Charities in the UK raise and spend billions and employ hundreds of thousands of people.
As the Charity Commission conducts an investigation into Oxfam’s handling of a sex scandal in Haiti, questions have been asked about the sector – how much money charities raise and how they operate.
The Charity Commission monitors all of the UK’s 168,000 charities ranging from universities to the British Arts Council to international aid organisations. In order to register, a charity must prove it will benefit society, whether that is through the advancement of amateur sport, poverty reduction, religion or human rights.
In return, charities are exempt from certain taxes.
Perhaps unsurprisingly, large charities such as Oxfam and Cancer Research UK take a larger slice of the money coming into the sector.
Charities receive income from a variety of places, but are most reliant on support from the public. Donations, charity shops and merchandise are a large part of this, but many charities will offer their services for money.
For example, sexual health clinics and homeless shelters will be given contracts by local government, while charities such as the National Trust might rent out facilities.
Many charities rely on fundraising for the bulk of their income.
The importance of fundraising varies. According to the Fundraising Charities Spotlight report, Macmillan Cancer Support gets almost 95% of its total income from fundraising, compared with the 32% raised for Save the Children.

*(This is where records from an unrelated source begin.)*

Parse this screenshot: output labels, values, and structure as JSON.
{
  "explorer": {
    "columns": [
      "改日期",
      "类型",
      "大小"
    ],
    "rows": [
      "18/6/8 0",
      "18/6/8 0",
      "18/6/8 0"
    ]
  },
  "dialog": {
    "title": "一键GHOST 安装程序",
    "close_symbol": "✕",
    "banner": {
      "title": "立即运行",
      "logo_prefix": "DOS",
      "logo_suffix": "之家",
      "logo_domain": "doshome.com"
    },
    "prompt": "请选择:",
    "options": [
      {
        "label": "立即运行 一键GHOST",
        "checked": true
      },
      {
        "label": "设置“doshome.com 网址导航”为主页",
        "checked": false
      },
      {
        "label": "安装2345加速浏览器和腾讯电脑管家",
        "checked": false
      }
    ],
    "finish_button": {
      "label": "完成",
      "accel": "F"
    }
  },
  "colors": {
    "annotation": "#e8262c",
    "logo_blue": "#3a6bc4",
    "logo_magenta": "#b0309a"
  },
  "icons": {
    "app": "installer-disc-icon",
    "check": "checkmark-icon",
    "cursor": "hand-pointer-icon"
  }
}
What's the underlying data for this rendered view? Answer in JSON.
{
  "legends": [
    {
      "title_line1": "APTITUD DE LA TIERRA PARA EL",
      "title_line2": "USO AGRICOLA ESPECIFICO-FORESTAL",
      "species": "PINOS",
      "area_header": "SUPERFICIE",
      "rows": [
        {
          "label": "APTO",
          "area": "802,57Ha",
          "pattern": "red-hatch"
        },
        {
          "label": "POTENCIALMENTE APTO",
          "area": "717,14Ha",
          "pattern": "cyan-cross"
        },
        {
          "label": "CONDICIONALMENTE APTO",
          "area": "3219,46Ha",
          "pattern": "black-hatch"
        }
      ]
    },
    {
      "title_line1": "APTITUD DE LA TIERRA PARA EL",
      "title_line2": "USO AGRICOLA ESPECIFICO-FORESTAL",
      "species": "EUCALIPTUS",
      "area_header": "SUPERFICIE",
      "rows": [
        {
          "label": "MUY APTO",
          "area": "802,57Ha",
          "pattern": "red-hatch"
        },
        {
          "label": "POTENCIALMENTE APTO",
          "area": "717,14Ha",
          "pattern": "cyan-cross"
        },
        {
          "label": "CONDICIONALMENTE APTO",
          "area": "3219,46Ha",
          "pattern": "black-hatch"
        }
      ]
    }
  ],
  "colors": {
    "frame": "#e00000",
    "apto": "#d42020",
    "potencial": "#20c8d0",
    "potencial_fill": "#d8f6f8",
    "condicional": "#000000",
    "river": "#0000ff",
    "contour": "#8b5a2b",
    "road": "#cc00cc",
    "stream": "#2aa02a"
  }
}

Other charities are more reliant on UK government funding, often because they provide social services. These can help fill the gaps in the government’s capabilities and offer specialist skills and experience.
For example, Barnardo’s runs some adoption services and Shelter provides housing advice to people in danger of becoming homeless. Overseas aid charities can help supply aid where the government has no access.
For many, charity shops are the face of fundraising. The Charity Retail Association estimates there are 11,200 shops in the UK ranging from standalones to High Street giants such as the British Heart Foundation.
Charities spend the majority of their money on their main causes. Oxfam says for every £1 donated, 82p will be spent on humanitarian, development and campaigning work. Grants are given from some charities to individuals and other organisations to further the work of the charity.
Charities also allocate some of their funds to raising more money – for example, organising events, advertising or sending so-called “chuggers” on to the streets.
Most money is spent on social services in the UK, such as helping those in poverty or with disabilities. Just over 10% goes on international projects including humanitarian aid and development.
As the amount of money being spent on the voluntary sector has increased, so has the number of people employed by it. Today, it represents 2.7% of the total UK workforce. Most workers (63%) are on full-time contracts, but this is still lower than the public (70%) and private (75%) sectors.
Outside formal employment, it is estimated 14.2 million people volunteered once a month in 2016. Most volunteering is linked to sport, cultural, religious or educational events and the activities can range from helping to run an event to providing transport.
This volunteering is estimated to be worth £22.6bn a year in England and the biggest reason for getting involved is altruism, with 61% saying they wanted to improve things or help people.